Component data from apps and pages
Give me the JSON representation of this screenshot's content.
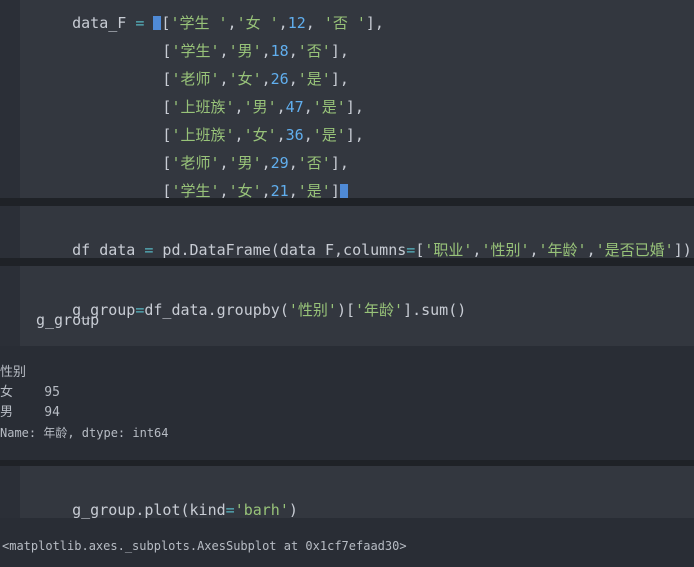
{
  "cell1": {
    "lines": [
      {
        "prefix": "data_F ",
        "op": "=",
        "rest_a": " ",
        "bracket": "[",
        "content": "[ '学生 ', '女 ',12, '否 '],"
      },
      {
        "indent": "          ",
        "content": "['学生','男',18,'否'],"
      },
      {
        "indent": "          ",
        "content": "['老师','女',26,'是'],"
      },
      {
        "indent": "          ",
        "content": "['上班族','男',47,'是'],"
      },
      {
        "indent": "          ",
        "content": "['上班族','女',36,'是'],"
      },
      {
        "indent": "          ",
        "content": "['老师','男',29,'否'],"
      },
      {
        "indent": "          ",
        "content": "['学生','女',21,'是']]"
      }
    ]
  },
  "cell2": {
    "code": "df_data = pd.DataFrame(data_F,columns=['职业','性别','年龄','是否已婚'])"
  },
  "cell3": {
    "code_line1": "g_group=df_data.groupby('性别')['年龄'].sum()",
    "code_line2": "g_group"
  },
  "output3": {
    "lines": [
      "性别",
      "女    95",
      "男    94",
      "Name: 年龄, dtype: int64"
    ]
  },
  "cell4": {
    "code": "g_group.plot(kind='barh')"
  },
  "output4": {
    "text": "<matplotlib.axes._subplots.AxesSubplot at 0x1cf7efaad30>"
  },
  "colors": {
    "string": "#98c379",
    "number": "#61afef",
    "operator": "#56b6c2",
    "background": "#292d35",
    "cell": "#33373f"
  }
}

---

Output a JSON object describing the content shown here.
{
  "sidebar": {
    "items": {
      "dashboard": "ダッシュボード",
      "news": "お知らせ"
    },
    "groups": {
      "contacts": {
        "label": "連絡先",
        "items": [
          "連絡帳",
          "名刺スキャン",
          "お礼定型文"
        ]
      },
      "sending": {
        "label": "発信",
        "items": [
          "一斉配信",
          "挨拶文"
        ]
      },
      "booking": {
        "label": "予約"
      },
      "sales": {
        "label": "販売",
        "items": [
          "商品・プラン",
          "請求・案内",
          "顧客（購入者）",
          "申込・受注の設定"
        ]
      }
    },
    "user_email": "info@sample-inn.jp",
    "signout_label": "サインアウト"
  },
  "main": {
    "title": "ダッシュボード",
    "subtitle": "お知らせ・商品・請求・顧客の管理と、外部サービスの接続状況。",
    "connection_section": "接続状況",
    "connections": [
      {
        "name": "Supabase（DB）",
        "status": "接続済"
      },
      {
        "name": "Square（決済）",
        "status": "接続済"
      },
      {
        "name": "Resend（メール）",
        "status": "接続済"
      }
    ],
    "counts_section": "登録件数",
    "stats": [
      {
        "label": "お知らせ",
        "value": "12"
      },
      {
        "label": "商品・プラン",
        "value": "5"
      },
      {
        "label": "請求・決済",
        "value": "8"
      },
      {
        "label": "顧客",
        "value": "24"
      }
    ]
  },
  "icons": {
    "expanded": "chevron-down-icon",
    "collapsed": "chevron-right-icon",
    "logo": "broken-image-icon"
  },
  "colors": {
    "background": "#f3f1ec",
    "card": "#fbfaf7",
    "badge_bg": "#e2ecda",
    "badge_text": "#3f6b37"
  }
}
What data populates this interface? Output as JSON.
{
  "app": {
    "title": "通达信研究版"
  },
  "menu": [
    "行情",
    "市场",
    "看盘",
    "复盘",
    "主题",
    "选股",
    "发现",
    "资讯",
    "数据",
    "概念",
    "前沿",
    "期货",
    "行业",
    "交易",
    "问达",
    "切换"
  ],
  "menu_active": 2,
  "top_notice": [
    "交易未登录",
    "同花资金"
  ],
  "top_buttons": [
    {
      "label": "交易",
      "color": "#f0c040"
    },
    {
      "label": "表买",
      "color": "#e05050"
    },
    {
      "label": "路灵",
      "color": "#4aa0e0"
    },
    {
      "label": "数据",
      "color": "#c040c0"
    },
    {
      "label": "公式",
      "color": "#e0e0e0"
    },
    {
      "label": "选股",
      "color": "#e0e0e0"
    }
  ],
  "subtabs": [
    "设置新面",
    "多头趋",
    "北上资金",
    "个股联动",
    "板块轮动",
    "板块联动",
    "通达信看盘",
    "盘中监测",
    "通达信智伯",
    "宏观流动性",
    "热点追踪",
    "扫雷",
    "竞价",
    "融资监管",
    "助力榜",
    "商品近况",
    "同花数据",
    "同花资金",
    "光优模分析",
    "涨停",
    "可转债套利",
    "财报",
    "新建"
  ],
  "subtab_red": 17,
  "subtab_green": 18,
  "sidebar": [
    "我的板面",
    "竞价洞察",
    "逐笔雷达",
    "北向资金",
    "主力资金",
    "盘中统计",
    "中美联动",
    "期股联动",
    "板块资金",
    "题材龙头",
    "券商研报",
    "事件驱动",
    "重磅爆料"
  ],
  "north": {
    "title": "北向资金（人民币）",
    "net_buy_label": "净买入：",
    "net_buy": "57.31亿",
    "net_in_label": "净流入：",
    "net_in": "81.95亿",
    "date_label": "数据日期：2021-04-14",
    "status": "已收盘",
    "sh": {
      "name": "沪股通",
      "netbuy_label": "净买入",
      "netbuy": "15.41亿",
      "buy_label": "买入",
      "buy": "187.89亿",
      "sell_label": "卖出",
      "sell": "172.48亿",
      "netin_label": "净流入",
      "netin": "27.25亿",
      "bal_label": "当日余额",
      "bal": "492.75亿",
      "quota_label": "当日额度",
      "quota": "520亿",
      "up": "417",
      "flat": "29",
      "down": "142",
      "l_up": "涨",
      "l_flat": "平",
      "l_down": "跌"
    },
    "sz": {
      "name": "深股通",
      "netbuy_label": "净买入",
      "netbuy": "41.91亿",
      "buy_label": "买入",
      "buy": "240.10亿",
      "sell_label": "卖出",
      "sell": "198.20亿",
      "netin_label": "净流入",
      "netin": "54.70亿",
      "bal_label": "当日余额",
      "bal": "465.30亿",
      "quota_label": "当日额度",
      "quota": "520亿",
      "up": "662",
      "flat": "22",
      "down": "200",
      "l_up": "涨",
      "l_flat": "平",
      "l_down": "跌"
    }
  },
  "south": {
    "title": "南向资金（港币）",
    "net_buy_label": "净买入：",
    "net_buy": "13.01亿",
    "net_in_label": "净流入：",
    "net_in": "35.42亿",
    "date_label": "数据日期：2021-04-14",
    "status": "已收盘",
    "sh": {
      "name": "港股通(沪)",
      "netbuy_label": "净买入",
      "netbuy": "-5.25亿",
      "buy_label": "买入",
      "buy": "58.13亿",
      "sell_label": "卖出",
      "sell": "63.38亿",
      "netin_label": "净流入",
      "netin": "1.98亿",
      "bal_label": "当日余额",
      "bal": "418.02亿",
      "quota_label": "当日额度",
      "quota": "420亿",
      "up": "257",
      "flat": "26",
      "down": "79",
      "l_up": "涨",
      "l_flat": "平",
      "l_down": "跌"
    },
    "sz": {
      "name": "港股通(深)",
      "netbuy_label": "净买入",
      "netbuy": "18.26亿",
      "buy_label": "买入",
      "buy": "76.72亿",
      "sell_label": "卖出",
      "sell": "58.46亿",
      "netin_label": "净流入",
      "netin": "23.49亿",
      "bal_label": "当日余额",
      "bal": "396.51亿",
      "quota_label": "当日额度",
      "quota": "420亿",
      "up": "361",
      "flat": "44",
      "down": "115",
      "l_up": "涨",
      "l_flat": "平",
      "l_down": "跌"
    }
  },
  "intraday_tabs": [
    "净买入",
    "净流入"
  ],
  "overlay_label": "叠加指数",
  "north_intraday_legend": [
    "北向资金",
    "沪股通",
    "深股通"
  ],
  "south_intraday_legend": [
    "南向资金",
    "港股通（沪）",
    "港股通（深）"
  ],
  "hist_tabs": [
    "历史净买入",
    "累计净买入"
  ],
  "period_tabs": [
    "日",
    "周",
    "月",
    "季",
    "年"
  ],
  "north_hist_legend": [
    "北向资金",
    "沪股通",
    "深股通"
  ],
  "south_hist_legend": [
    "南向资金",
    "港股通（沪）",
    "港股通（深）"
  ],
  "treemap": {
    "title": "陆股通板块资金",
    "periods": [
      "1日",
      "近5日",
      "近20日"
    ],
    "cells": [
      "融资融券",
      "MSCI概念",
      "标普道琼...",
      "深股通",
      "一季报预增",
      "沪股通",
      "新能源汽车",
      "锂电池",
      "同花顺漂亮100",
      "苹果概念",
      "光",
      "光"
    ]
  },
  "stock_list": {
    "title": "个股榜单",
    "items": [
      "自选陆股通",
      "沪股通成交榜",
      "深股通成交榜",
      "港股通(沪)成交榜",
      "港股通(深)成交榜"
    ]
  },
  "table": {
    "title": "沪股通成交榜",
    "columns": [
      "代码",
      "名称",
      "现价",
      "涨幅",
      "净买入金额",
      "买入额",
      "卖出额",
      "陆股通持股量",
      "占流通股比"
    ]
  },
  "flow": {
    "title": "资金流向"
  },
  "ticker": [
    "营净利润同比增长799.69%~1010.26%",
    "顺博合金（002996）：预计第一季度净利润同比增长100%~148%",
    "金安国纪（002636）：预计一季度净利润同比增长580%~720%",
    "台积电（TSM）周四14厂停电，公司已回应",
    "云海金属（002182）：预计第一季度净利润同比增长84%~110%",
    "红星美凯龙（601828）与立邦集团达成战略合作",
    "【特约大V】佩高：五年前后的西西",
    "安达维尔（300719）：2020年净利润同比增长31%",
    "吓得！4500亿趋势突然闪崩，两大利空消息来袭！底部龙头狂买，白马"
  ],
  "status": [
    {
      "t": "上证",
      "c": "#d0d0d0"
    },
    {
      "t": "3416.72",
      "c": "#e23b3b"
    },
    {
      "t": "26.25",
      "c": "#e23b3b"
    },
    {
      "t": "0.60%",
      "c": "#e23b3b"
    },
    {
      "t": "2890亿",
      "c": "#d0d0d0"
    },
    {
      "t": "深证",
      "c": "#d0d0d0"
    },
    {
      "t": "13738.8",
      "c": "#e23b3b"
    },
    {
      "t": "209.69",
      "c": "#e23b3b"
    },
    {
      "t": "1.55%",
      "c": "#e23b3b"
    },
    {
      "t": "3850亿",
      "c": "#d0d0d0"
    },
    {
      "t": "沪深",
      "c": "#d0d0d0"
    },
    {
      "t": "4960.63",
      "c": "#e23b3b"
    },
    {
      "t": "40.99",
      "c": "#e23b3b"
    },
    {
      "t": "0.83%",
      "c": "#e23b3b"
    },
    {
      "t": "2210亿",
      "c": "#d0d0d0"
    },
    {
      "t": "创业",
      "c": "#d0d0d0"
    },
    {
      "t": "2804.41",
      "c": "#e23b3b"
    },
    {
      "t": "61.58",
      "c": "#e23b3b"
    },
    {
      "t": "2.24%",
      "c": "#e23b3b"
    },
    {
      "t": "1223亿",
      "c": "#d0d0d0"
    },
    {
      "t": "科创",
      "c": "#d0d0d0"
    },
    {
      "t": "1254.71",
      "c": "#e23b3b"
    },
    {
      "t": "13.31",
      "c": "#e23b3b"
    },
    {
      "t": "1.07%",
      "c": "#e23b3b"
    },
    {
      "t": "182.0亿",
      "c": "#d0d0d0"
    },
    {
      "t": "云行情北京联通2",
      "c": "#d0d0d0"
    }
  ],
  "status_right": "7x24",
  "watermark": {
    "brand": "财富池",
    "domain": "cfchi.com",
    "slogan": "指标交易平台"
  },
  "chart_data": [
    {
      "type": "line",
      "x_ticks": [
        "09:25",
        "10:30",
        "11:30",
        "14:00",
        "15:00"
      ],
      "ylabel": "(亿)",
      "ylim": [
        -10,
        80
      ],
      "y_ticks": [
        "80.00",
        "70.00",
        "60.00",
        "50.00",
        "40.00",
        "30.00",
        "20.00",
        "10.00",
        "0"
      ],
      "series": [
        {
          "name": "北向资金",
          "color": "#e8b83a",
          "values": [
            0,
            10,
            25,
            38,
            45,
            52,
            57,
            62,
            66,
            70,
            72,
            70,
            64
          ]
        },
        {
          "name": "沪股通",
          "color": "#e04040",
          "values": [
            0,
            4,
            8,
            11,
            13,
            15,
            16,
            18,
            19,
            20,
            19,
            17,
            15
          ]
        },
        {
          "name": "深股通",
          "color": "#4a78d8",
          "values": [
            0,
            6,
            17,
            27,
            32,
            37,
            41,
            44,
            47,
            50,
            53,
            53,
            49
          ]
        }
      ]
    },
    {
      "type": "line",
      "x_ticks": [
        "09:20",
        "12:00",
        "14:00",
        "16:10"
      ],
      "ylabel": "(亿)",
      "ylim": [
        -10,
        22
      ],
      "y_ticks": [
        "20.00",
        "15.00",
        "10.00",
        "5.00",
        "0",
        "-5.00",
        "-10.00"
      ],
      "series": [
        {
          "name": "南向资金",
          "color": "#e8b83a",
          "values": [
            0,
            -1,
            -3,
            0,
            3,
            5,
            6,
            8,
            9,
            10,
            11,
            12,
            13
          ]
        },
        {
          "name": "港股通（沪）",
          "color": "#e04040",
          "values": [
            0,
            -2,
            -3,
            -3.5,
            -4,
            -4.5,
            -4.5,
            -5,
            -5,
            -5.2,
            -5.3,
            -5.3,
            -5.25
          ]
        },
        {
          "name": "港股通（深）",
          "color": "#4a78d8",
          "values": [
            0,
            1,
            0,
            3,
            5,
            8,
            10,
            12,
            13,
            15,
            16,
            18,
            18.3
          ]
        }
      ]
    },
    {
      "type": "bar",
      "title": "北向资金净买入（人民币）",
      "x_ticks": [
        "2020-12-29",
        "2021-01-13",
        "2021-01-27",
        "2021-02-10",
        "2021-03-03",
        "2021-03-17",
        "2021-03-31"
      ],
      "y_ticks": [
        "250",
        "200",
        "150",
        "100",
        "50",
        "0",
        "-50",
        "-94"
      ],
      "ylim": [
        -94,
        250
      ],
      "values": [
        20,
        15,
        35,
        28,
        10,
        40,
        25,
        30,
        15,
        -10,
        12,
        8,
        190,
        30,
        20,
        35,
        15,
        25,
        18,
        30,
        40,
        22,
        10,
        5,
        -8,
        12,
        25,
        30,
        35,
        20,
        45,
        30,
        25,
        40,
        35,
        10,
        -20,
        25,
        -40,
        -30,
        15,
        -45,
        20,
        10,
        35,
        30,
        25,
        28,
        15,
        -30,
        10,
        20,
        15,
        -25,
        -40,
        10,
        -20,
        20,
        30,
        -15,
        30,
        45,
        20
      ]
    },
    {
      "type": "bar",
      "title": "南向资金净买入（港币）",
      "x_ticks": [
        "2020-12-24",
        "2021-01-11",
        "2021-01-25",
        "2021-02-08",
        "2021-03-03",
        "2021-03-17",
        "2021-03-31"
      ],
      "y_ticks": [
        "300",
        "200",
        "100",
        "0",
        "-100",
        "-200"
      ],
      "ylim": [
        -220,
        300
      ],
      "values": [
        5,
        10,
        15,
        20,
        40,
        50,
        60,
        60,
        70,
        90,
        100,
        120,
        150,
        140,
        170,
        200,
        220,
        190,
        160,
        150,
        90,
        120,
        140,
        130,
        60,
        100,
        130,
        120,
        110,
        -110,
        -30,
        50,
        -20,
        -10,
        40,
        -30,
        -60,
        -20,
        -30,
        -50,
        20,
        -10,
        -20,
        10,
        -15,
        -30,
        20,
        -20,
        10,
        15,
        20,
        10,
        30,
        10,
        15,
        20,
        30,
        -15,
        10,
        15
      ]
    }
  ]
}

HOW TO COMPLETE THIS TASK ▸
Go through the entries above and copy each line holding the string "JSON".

EXERCISE ANSWER ▸
Give me the JSON representation of this screenshot's content.
Output a JSON object describing the content shown here.
What data populates this interface? Output as JSON.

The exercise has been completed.